When the clubhouse opened today and reporters ambled in, Soriano was ready with his apology. He apologized for not speaking with reporters and said he was upset for blowing CC Sabathia‘s stellar start. In fact, he was too upset to speak with his mother who asked if it was too cold for him last night. He also said that he couldn’t find his balance on the mound during that fateful eighth inning. (For a more complete transcript of his apology, check out this ESPN NY piece.)
Clearly, as CBS Sports’ Danny Knobler noted, the Yankees’ Front Office and Scott Boras told Soriano to speak with reporters, and Joe Girardi said Soriano’s quick clubhouse exit last night is not a clubhouse issue. Yet as another high-priced star pitching in the Bronx, Soriano has the responsibility to answer to the media after his failures.
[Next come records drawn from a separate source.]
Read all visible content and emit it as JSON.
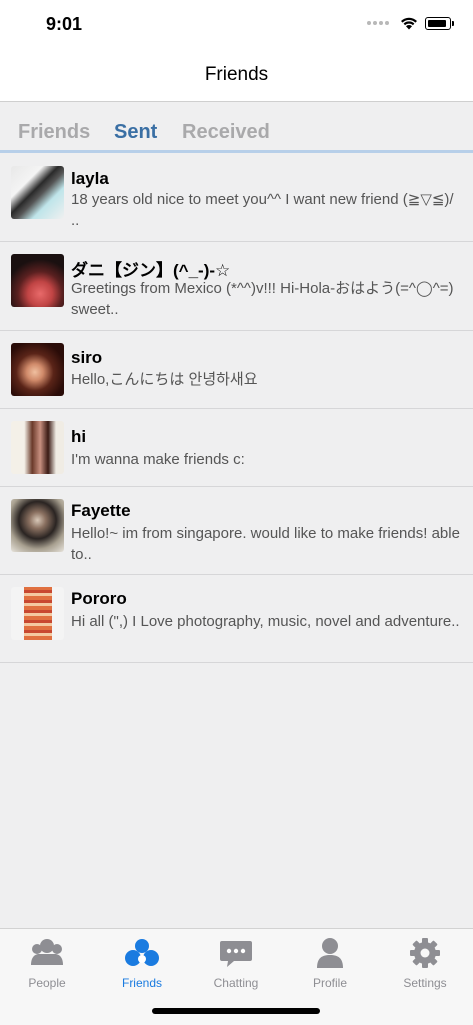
{
  "status": {
    "time": "9:01"
  },
  "nav": {
    "title": "Friends"
  },
  "segments": [
    "Friends",
    "Sent",
    "Received"
  ],
  "active_segment": "Sent",
  "requests": [
    {
      "name": "layla",
      "message": "18 years old nice to meet you^^ I want new friend (≧▽≦)/ .."
    },
    {
      "name": "ダニ【ジン】(^_-)-☆",
      "message": "Greetings from Mexico (*^^)v!!! Hi-Hola-おはよう(=^◯^=) sweet.."
    },
    {
      "name": "siro",
      "message": "Hello,こんにちは 안녕하새요"
    },
    {
      "name": "hi",
      "message": "I'm wanna make friends c:"
    },
    {
      "name": "Fayette",
      "message": "Hello!~ im from singapore. would like to make friends! able to.."
    },
    {
      "name": "Pororo",
      "message": "Hi all (\",) I Love photography, music, novel and adventure.."
    }
  ],
  "tabs": [
    {
      "label": "People",
      "icon": "people-icon"
    },
    {
      "label": "Friends",
      "icon": "friends-icon"
    },
    {
      "label": "Chatting",
      "icon": "chat-bubble-icon"
    },
    {
      "label": "Profile",
      "icon": "profile-icon"
    },
    {
      "label": "Settings",
      "icon": "gear-icon"
    }
  ],
  "active_tab": "Friends",
  "colors": {
    "accent": "#3a6fa4",
    "tab_active": "#1a7be0",
    "tab_inactive": "#8e8e93",
    "background": "#efeff0"
  }
}
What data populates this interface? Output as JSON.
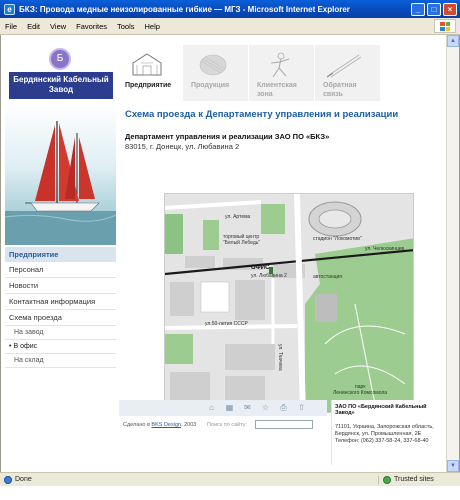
{
  "window": {
    "title": "БКЗ: Провода медные неизолированные гибкие — МГЗ - Microsoft Internet Explorer",
    "minimize": "_",
    "maximize": "□",
    "close": "×"
  },
  "menu": [
    "File",
    "Edit",
    "View",
    "Favorites",
    "Tools",
    "Help"
  ],
  "logo": {
    "line1": "Бердянский Кабельный",
    "line2": "Завод",
    "emblem": "Б"
  },
  "topnav": [
    {
      "label": "Предприятие",
      "active": true
    },
    {
      "label": "Продукция",
      "active": false
    },
    {
      "label": "Клиентская зона",
      "active": false
    },
    {
      "label": "Обратная связь",
      "active": false
    }
  ],
  "sidebar": {
    "head": "Предприятие",
    "items": [
      "Персонал",
      "Новости",
      "Контактная информация",
      "Схема проезда"
    ],
    "subitems": [
      {
        "label": "На завод",
        "current": false
      },
      {
        "label": "В офис",
        "current": true
      },
      {
        "label": "На склад",
        "current": false
      }
    ]
  },
  "content": {
    "title": "Схема проезда к Департаменту управления и реализации",
    "org_name": "Департамент управления и реализации ЗАО ПО «БКЗ»",
    "address": "83015, г. Донецк, ул. Любавина 2"
  },
  "map": {
    "labels": {
      "artema": "ул. Артема",
      "tc": "торговый центр",
      "tc2": "\"Белый Лебедь\"",
      "stadium": "стадион \"Локомотив\"",
      "chelyuskin": "ул. Челюскинцев",
      "office": "ОФИС",
      "office_addr": "ул. Любавина 2",
      "autostation": "автостанция",
      "ussr": "ул.50-летия СССР",
      "park": "парк",
      "park2": "Ленинского Комсомола",
      "street_vert": "ул. Ткачева"
    }
  },
  "footer": {
    "credit_prefix": "Сделано в",
    "credit_link": "BKS Design",
    "credit_year": ", 2003",
    "search_label": "Поиск по сайту:",
    "company": "ЗАО ПО «Бердянский Кабельный Завод»",
    "addr1": "71101, Украина, Запорожская область,",
    "addr2": "Бердянск, ул. Промышленная, 2Е",
    "phone": "Телефон: (062) 337-58-24, 337-68-40",
    "icons": [
      "home-icon",
      "sitemap-icon",
      "mail-icon",
      "favorite-icon",
      "print-icon",
      "up-icon"
    ]
  },
  "status": {
    "text": "Done",
    "zone": "Trusted sites"
  }
}
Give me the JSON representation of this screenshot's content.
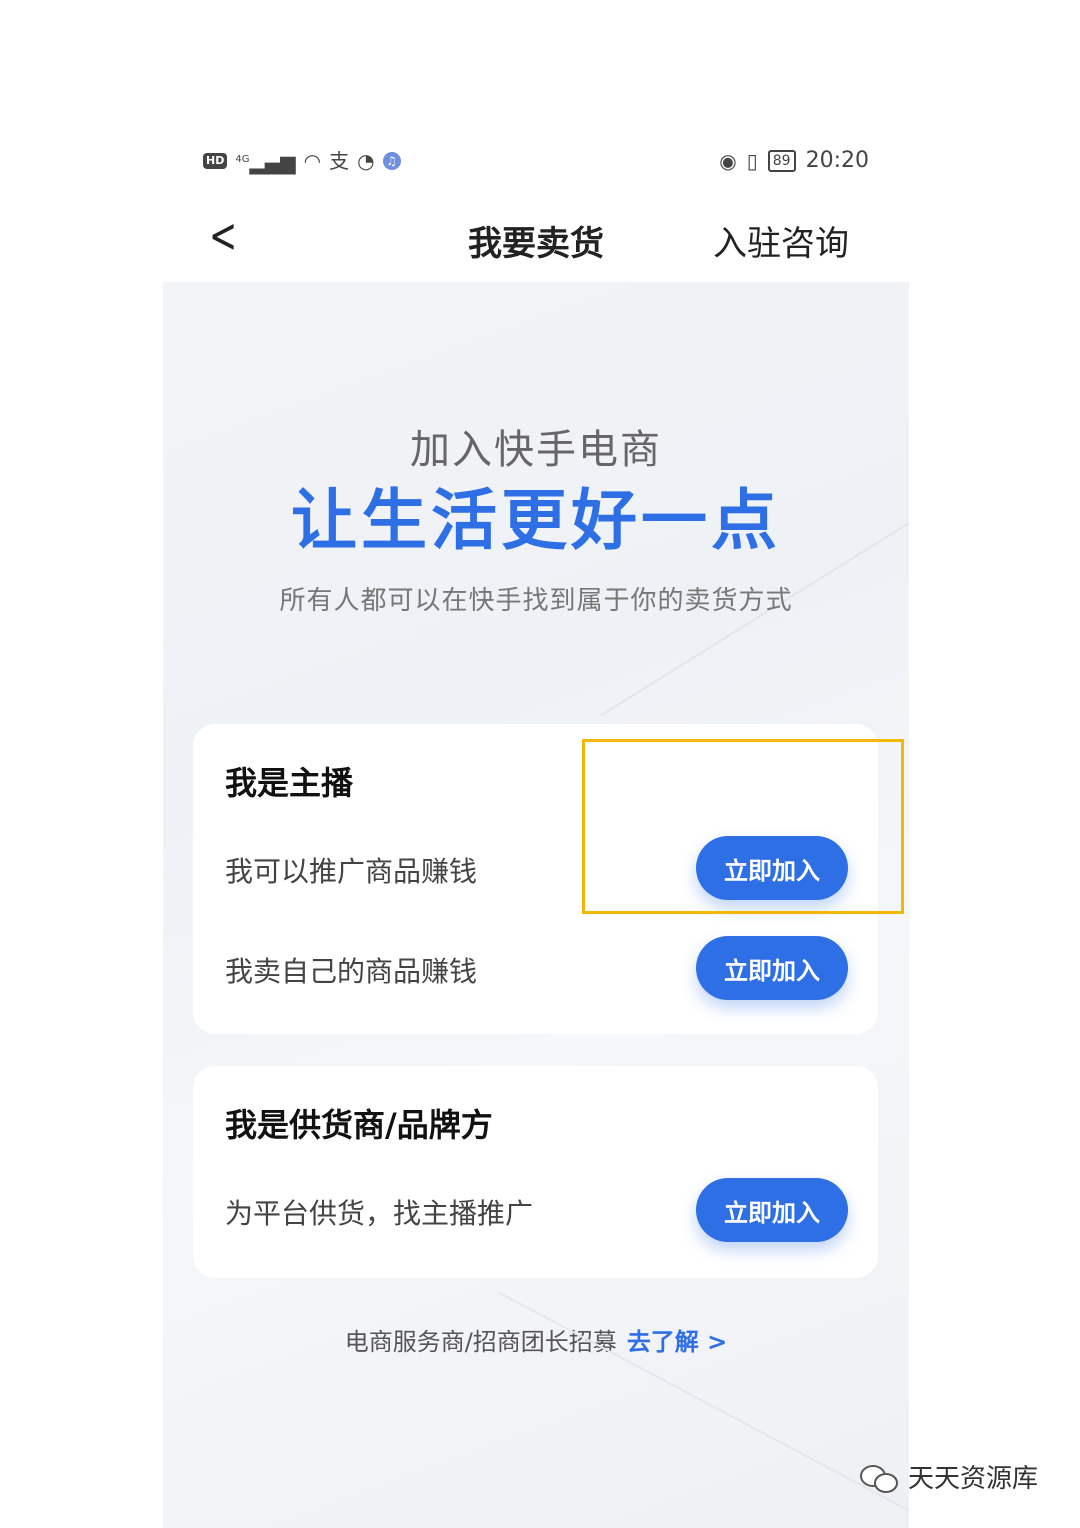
{
  "status_bar": {
    "left_badge": "HD",
    "network": "4G",
    "time": "20:20",
    "battery": "89"
  },
  "nav": {
    "title": "我要卖货",
    "right_action": "入驻咨询"
  },
  "hero": {
    "subtitle": "加入快手电商",
    "headline": "让生活更好一点",
    "tagline": "所有人都可以在快手找到属于你的卖货方式"
  },
  "cards": [
    {
      "title": "我是主播",
      "rows": [
        {
          "text": "我可以推广商品赚钱",
          "button": "立即加入"
        },
        {
          "text": "我卖自己的商品赚钱",
          "button": "立即加入"
        }
      ]
    },
    {
      "title": "我是供货商/品牌方",
      "rows": [
        {
          "text": "为平台供货，找主播推广",
          "button": "立即加入"
        }
      ]
    }
  ],
  "footer": {
    "text": "电商服务商/招商团长招募",
    "link": "去了解"
  },
  "watermark": "天天资源库",
  "colors": {
    "accent": "#2f6fe6",
    "highlight_box": "#f2b807"
  }
}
It might just be part of the same old song and dance, but that’s what happens under the New York microscope. I’m sure Soriano has learned his media lessons; hopefully, we won’t see too many more late-inning meltdowns either.
I’m not sure too many Yankees fans have much in faith in Freddy Garcia, but I think that pretty much every fan base can say that about their favorite team’s fifth starter. So, naturally, you want to have every advantage possible whenever the last guy in your rotation takes the mound. You want the A+ lineup out there and a rested bullpen, but this is baseball and that’s not always possible. No matter what the score is late in the game tonight, it’s unlikely Garcia will be able to hand the ball off to Rafael Soriano or Mariano Rivera for help given their recent workloads. such is life.
Thankfully, Ron Gardenhire threw Garcia a little bit of a bone tonight. Here’s the lineup he’s sending out there this evening, courtesy of Kelsie Smith…
- Denard Span, LHB
- Tsuyoshi Nishioka, SHB
- Delmon Young, RHB
- Justin Morneau, LHB
- Jason Kubel, LHB
- Michael Cuddyer, RHB
- Danny Valencia, RHB
- Drew Butera, RHB
- Alexi Casilla, SHB
It doesn’t really matter who is playing where (Kubel’s the DH), but the important thing is that neither Joe Mauer or Jim Thome is in the lineup. Mauer is a .419/.486/.774 career hitter against Garcia, the second highest* OPS against any pitcher in his career (min. 30 PA). Thome hasn’t hit for much power (relative term) against Sweaty Freddy (just a .174 ISO vs. .281 career), but his .471 OBP is his highest against any pitcher ever (min. 30 PA again). Yeah, Mauer’s a catcher and he needs to rest, but Gardenhire took his two best weapons against Garcia right out of the lineup.
Furthermore, four of the top five hitters in the lineup are left-handed (counting Nishioka, and it’s five of six if you count Casilla when the lineup turns over), which plays right into Freddy’s strength: the changeup. Joe broke the pitch down back in February, but the short version is that he pounds the outside corner with the pitch against lefties and generates a ton (more than 22% last year) of swings and misses with it. Whenever you’re throwing just 87, 88, 89, changing speeds is that much more important, and Garcia has done a fine job of adapting to that approach later in his career. That said, the changeup is a feel pitch, and it’s going to be cold in the Bronx tonight. It could get ugly if he hangs a few.
The Twins made life a little easier on Garcia tonight be removing what amounts to their two best hitters from the lineup, and also by stacking a bunch of lefties together. That certainly doesn’t guarantee success for Freddy tonight, but he needs all the help he can get and Gardenhire did him a slight favor. If that’s not enough, the Twinkies are 22-23 with Butera behind the plate since the beginning of last year. Hey, I’ll take it.
* The first? How about .500/.567/.885 against Felix Hernandez. Mauer’s good at this baseballing thing.